Bill Cardwell recalls Evelyn's later years

A very rare photograph of Evelyn Hazen in her later years.

A very rare photograph of Evelyn Hazen in her later years.

Blog Post # 15

by Jane Van Ryan

If you have been reading these blog posts containing the comments of people who knew Evelyn Hazen, a picture has emerged of an elderly woman whose life was filled with disappointment, loneliness, and fear. Sarah Jane Grabeel, her companion of three decades, had left her. She was afraid to sleep in her own room, believing it was haunted. She had no faith in God. And she was terrified to be alone especially at night.

Many nights she refused to sleep at all. Lucille LaBonte told me Evelyn often sat up in a stiff, ladder-back chair at the top of the stairs where she could see the front door. With her pocketbook and her gun lying in her lap, she apparently felt she had to be vigilant to protect herself, her home, and her family’s antiques.

Lucille said she asked as many as 15 different people to stay with Evelyn overnight, but very few lasted longer than a night or two. In her loneliness, or perhaps to stay awake or simply to hear another person’s voice, Evelyn called Lucille and others repeatedly all night long.

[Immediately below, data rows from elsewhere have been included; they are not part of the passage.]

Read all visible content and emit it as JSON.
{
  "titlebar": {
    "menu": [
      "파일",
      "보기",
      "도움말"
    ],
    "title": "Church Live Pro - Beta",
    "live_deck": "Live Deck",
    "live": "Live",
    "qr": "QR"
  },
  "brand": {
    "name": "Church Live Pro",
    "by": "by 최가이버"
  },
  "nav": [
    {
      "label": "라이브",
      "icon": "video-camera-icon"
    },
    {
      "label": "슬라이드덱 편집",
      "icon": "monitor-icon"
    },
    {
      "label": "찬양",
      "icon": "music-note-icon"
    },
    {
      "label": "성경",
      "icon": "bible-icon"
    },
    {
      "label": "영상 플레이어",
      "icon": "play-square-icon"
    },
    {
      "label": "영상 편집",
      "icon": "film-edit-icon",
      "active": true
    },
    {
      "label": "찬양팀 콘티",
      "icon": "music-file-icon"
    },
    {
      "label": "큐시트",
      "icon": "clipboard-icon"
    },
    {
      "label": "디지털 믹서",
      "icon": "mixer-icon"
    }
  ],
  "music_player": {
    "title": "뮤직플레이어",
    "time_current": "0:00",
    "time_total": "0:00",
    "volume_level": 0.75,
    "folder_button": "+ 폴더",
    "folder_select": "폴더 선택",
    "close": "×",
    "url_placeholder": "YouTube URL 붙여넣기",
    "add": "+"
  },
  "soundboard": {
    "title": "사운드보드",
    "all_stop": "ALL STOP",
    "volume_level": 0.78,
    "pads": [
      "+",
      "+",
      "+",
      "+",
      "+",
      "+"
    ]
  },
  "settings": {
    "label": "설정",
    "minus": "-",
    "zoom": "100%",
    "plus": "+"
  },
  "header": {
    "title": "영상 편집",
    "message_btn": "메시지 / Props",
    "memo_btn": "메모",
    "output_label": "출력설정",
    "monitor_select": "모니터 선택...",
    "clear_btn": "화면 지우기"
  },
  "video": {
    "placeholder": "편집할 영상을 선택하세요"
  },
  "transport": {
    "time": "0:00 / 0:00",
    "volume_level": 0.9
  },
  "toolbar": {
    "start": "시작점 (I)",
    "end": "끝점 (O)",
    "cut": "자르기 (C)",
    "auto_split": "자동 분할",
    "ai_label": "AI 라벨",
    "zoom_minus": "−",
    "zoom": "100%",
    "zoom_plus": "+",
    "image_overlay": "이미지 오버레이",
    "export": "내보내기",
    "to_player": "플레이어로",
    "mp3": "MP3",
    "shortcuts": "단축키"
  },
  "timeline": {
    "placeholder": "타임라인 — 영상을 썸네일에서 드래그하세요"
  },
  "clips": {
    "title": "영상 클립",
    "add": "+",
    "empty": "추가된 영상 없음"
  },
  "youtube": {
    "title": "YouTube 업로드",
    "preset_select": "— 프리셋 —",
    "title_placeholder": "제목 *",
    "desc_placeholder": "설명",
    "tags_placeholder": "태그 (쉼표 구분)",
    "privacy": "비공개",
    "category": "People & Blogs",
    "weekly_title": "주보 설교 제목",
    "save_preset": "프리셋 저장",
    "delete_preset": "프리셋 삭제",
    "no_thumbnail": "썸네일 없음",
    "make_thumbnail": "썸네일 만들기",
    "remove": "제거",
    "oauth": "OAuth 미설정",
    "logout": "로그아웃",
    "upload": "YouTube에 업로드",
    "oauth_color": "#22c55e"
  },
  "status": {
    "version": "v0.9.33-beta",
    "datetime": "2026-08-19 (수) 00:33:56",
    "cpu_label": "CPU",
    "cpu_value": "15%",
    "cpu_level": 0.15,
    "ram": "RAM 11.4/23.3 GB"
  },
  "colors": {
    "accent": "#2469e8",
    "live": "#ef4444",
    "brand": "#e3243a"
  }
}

Evelyn might have had good reason to be afraid. She was old and in failing health. Her antebellum mansion was isolated. It sat on the pinnacle of Mabry’s Hill where it was surrounded by a thick wall of shrubs and broken trees. In the early 1980s, someone had slit the throats of several of her beloved dogs and hung a noose on the porch.

Some people, such as Lucille and Dorothy Standifer, felt sorry for Evelyn and worried about her. Others discounted her fear and called her “mean,” including Bill Cardwell.

“She felt everybody was out to get her…[she was] paranoid,” Cardwell told me as he chain-smoked and dropped ashes into a plastic juice glass holding about an inch of water at the bottom.

Cardwell said Evelyn was so afraid to be alone, she offered to give him all of her Norfolk and Southern stock so he would stay with her. He figured it was worth about $100,000. He turned it down, he said, because “I just didn’t want no more part of it.”

If he had known that she was nearing the end of her life, he admitted he might have accepted her gift.  “Anybody would,’ he said, “I would have been awfully tempted…but I didn’t want to get an attorney and go through that mess.”

“I was a nervous wreck,” Cardwell said, as a result of working for Evelyn. And the nighttime phone calls were even worse. He said Evelyn would call him 8-10 times an hour. Sometimes she would talk for an hour on his answering machine.

Why did Evelyn call him so frequently? “She liked me,” he said. “I understood her.”

Evelyn even gave Cardwell and his wife Sandy ten shares apiece of Norfolk and Southern stock for Christmas one year, he told me.  She also gave him vases to take to his wife. Later she insisted that Cardwell had stolen a vase, so he had her write a note stating that the vase had been a present for Sandy.  Cardwell said he got a total of four or five vases and other “stuff” from the Mabry-Hazen House.

Cardwell also said he argued with Evelyn frequently. “She liked arguing,” often about little things. Evelyn would complain he didn’t feed the dogs enough, or he didn’t cool her breakfast properly. “I told her she was a damned 85-year-old spoiled brat,” he said, which made her laugh. “She just liked to argue.”

But Cardwell leveled plenty of harsh criticism at Evelyn. He claimed she physically abused Grabeel, although no one I talked to, including Grabeel, confirmed this allegation. He accused her of pushing Grabeel down and breaking her wrist. Evelyn reportedly was standing behind Grabeel when she fell, but there is no evidence to suggest Grabeel was shoved.

Cardwell also said Evelyn never wanted Grabeel to leave the house for medical treatment, even when she broke her hip. The doctor came to the house instead. Later, after one of the dogs scratched Grabeel’s leg and it wouldn’t heal, Cardwell said he carried Grabeel out of the house and took her to the hospital. When she was released, Grabeel did not return to the Mabry-Hazen House. She moved to a nursing home in Knoxville, likely on the advice of her doctors.

Cardwell’s interest in Grabeel’s health helped to convince Evelyn that they were conspiring against her, and Cardwell was telling Grabeel to abandon her and the Mabry-Hazen House. Evelyn was furious and reported her suspicions to Lucille.

With Evelyn becoming increasingly angry and accusatory, Cardwell disabled her gun. He told me he found her box of cartridges and took the powder out of them. “I figured…she didn’t need live bullets in that pistol,” he said. Cardwell said Evelyn carried the gun everywhere, even to the bathroom. “She carried it constantly.”

“She could have lived like a queen in her later years,” Cardwell said, “but she just lived awful.”